The new film “Harriet” helps us imagine moments we will never live.

By inviting us into unfamiliar worlds, and taking us to unrecognizable times, the film challenges how we think and enhances what we understand. And, like the 2013 Oscar winner “12 Years a Slave,” the new film can help shape how we view the world, and ourselves, by sharing situations beyond our immediate reach.

Few of us can imagine what African American slaves endured for hundreds of years. How could people sustain any sense of humanity when treated in such inhuman ways? How could they hope for better tomorrows without owning today? And how could they refrain from judging when so many judged them? Decades of racial tension began with the brutal treatment of people only concerned with monetary gain.

Director Steve McQueen, who created the acclaimed “Shame” in 2011, wanted to learn more about how slavery has defined the Black experience in America. As he shared at the New York Film Festival in October 2013, he hoped to better understand the tensions of today by taking a clear look at the stresses from the past. “I could not remember when I first learned about slavery, but all I could feel was the shame,” the director said following a screening of the film at the festival. “I wanted to create an authentic truth that would help me embrace this issue, master it and make it mine.”

Working from a memoir written by Solomon Northrup in 1853, “12 Years a Slave” reaches beyond a conventional Hollywood treatment to create a fascinating view of a culture, not just a devastating view of atrocity.

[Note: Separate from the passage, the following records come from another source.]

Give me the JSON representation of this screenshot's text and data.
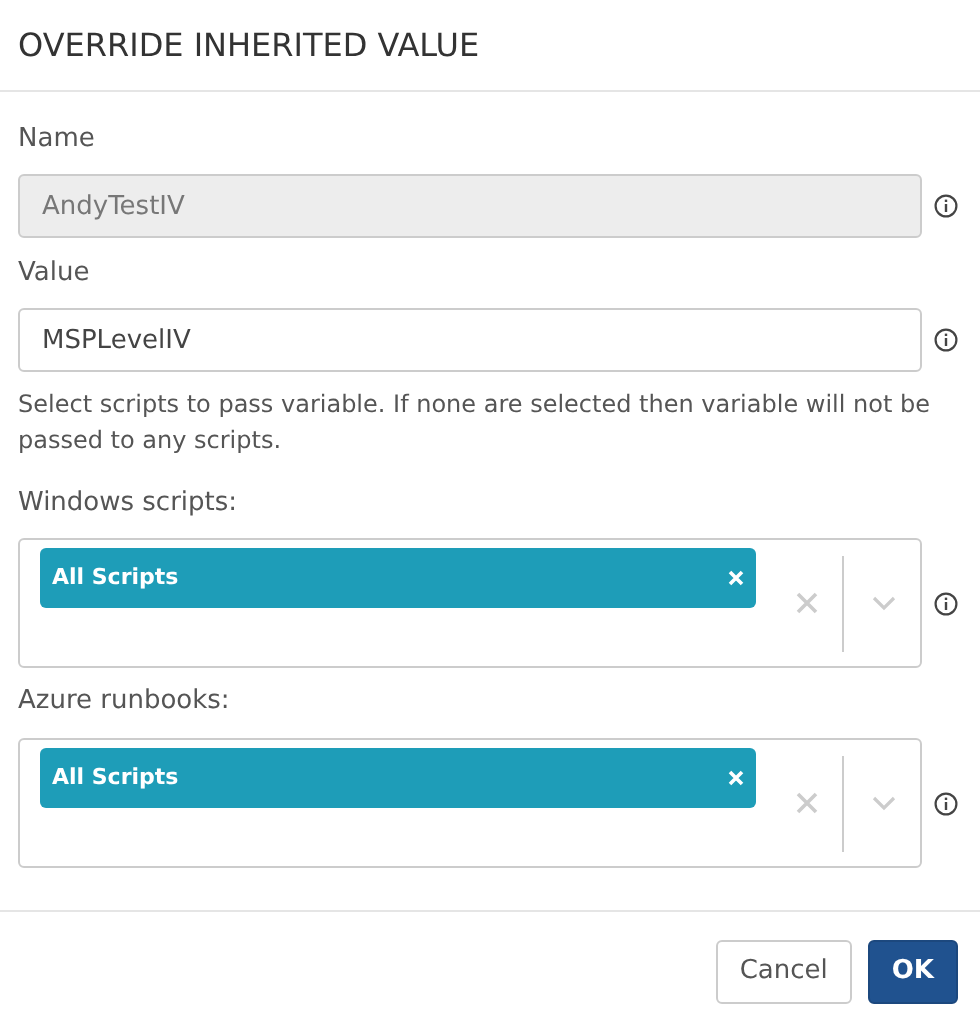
{
  "dialog": {
    "title": "OVERRIDE INHERITED VALUE"
  },
  "fields": [
    {
      "label": "Name",
      "value": "AndyTestIV",
      "disabled": true
    },
    {
      "label": "Value",
      "value": "MSPLevelIV",
      "disabled": false
    }
  ],
  "help_text": "Select scripts to pass variable. If none are selected then variable will not be passed to any scripts.",
  "selects": [
    {
      "label": "Windows scripts:",
      "tags": [
        "All Scripts"
      ]
    },
    {
      "label": "Azure runbooks:",
      "tags": [
        "All Scripts"
      ]
    }
  ],
  "buttons": [
    {
      "label": "Cancel",
      "kind": "secondary"
    },
    {
      "label": "OK",
      "kind": "primary"
    }
  ]
}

With the precision of a documentarian, the director avoids repeating the standard movie clichés about slavery to reveal new dimensions of this experience. He shows that, while those who own and trade slaves may view people as possessions, others show surprising moments of humanity; while those in servitude may view conditions as sentences, others insist on discovering opportunities. McQueen refuses to let any characters resort to comfortable cinema portrayals of villains and heroes. The people aren’t that simple.

Solomon is a successful musician, and a free man, who lives in Saratoga, N.Y., with his wife and children in the 1840s. When he accepts an opportunity to tour Virginia for a lucrative fee, he never considers the possible risks. But he is tricked by the men who manage the tour, sold to a Southern slave trader, and enters a world foreign to his instincts and sensibilities. Never could he imagine that people would treat people in this way. How he reacts to the severity of change, and confronts his new conditions, reveals how people can endure. Never does Solomon feel sorry for himself; never does he wallow in self-pity. If he cannot always contain his anger, his sense of inner truth fuels a constructive journey. Solomon inspires us to see the complexities of life as well as reminds us to embrace the potential in our own. As this reluctant hero, the actor Chiwetel Ejiofor draws us behind his eyes to reveal a man trying to resolve his life as he hopes to live each new day. He inhabits the role with a sense of passion and focus that brings an authentic energy to each moment.

While we may never realize how such acts of selfishness have damaged generations, “12 Years a Slave” reminds us of the power of perseverance to confront and survive. This film can bind us today, as we look forward, by helping us understand what journey others were forced to complete.

“12 Years a Slave” is rated R for “violence/cruelty, some nudity and brief sexuality.” It runs 133 minutes and streams online.